> _GOAL OF THE EXERCISE_
Hunt through the entries for the word "JSON" and copy each line in which it appears.

[Data about app and page elements]

Segment Open

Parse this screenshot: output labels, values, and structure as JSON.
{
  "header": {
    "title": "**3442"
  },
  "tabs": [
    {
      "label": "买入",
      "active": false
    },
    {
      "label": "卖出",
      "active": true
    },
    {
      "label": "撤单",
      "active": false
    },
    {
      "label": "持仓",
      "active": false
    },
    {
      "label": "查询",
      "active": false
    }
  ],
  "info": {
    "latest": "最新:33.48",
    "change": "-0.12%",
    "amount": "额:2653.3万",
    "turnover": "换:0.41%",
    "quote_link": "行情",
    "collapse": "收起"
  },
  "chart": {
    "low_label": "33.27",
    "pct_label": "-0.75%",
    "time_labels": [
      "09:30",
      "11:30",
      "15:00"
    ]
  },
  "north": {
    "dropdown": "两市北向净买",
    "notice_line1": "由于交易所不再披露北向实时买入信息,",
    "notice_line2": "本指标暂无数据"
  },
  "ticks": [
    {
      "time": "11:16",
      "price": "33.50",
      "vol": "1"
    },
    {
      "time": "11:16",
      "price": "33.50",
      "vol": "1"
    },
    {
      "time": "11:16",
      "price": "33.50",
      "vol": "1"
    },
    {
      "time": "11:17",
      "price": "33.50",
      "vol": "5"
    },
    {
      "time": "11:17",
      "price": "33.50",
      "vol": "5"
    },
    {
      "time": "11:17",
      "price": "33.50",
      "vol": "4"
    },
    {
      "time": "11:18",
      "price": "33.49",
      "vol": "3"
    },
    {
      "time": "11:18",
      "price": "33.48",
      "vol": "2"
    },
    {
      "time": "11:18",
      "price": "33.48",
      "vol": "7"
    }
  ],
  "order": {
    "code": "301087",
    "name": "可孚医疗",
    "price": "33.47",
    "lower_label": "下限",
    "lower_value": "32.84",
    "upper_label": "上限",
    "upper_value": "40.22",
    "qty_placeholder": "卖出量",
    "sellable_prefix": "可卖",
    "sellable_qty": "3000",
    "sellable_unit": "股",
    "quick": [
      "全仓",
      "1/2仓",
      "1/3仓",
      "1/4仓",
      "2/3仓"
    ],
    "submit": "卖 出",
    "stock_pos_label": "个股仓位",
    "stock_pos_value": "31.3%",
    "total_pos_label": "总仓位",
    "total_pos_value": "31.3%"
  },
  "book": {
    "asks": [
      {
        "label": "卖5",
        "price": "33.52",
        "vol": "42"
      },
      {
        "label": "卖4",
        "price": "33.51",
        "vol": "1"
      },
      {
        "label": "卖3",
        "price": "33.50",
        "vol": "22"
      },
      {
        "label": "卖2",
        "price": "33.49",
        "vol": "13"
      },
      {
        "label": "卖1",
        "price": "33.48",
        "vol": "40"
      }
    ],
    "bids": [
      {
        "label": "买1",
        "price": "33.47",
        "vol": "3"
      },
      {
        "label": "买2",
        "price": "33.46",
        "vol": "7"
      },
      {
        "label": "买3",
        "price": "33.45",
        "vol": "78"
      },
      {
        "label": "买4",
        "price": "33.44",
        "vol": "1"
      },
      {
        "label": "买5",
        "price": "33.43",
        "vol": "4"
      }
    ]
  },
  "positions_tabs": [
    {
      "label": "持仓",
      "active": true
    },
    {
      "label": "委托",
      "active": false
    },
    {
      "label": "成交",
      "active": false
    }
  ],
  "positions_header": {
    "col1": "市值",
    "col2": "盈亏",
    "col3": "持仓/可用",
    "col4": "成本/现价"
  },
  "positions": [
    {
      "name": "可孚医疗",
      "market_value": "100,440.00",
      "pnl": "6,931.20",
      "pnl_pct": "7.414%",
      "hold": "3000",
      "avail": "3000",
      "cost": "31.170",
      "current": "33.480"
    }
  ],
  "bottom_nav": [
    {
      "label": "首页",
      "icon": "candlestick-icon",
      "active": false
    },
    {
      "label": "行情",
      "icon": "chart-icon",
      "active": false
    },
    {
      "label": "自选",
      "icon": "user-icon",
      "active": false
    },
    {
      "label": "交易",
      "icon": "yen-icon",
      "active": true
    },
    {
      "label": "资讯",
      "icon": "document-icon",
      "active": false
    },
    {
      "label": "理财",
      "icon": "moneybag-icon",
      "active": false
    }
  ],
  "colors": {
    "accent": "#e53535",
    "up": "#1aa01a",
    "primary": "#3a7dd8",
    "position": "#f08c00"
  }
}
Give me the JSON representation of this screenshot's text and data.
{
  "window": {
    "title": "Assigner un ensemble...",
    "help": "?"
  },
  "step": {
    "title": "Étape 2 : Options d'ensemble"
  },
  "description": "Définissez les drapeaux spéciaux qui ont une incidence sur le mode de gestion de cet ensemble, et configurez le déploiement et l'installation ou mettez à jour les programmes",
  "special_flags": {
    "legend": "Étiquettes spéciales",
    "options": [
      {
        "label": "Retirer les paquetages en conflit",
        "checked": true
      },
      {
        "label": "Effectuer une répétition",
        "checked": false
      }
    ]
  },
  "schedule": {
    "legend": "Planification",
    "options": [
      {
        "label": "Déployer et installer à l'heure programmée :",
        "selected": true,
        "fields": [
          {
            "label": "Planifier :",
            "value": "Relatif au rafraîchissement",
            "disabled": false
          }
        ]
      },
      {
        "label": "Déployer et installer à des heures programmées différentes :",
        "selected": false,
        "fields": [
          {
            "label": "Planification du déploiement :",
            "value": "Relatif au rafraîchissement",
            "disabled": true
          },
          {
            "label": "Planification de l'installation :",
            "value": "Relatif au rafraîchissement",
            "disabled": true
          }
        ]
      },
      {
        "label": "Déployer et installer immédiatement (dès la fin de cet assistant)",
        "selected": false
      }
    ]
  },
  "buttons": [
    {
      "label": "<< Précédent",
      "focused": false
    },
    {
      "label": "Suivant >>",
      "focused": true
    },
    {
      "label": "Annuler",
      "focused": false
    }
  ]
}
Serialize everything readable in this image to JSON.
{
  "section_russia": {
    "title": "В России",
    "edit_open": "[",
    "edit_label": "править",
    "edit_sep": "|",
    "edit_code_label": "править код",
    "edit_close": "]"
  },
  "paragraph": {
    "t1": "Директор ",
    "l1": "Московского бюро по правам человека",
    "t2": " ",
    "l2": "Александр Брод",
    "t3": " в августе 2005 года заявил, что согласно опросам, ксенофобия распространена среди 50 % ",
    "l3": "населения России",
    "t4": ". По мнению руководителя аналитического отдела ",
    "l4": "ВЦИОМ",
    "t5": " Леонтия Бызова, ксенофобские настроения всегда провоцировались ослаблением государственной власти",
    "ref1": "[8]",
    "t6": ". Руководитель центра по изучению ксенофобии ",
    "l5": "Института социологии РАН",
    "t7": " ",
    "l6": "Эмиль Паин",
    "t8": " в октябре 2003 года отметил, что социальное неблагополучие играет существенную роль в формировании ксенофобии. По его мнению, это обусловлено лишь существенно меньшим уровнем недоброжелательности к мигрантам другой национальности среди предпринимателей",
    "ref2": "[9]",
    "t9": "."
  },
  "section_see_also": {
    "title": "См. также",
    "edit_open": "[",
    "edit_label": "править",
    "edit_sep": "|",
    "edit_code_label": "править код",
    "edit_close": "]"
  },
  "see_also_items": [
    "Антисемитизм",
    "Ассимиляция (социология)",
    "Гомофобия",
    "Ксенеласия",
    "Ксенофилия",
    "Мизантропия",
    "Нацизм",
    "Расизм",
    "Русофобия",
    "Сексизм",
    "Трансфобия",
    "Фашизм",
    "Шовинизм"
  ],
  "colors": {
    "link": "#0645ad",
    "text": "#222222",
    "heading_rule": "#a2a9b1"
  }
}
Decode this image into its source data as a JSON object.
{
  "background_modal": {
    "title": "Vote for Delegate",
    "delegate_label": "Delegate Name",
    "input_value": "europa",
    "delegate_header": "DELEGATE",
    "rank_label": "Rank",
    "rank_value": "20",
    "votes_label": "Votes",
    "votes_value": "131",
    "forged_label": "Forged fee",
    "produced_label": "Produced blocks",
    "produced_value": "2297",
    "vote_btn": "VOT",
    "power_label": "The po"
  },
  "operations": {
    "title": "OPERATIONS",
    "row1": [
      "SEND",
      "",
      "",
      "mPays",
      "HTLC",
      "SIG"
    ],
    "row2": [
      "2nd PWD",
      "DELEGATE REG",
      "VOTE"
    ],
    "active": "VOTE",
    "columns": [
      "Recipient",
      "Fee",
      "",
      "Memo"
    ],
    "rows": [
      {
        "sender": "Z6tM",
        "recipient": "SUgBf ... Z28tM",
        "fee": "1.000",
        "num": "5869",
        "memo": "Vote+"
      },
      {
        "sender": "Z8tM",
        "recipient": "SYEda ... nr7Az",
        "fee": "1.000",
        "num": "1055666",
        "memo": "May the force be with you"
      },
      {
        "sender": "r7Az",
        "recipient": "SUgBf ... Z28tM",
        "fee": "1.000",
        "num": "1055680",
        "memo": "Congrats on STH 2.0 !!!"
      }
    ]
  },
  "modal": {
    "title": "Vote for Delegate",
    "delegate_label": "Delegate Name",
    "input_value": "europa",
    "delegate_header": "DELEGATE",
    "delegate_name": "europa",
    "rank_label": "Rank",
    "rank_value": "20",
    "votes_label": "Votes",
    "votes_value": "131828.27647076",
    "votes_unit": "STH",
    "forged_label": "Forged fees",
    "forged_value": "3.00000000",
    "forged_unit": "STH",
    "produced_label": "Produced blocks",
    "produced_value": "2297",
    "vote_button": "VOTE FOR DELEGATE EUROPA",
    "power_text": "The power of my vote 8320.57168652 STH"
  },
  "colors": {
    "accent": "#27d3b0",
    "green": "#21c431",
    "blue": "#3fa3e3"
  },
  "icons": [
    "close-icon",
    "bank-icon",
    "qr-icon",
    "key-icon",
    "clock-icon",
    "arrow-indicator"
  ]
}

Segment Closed

> _SOLVED PROBLEM_
Parse this screenshot: output labels, values, and structure as JSON.
Give me the JSON representation of this screenshot's text and data.
Serialize everything readable in this image to JSON.
Decode this image into its source data as a JSON object.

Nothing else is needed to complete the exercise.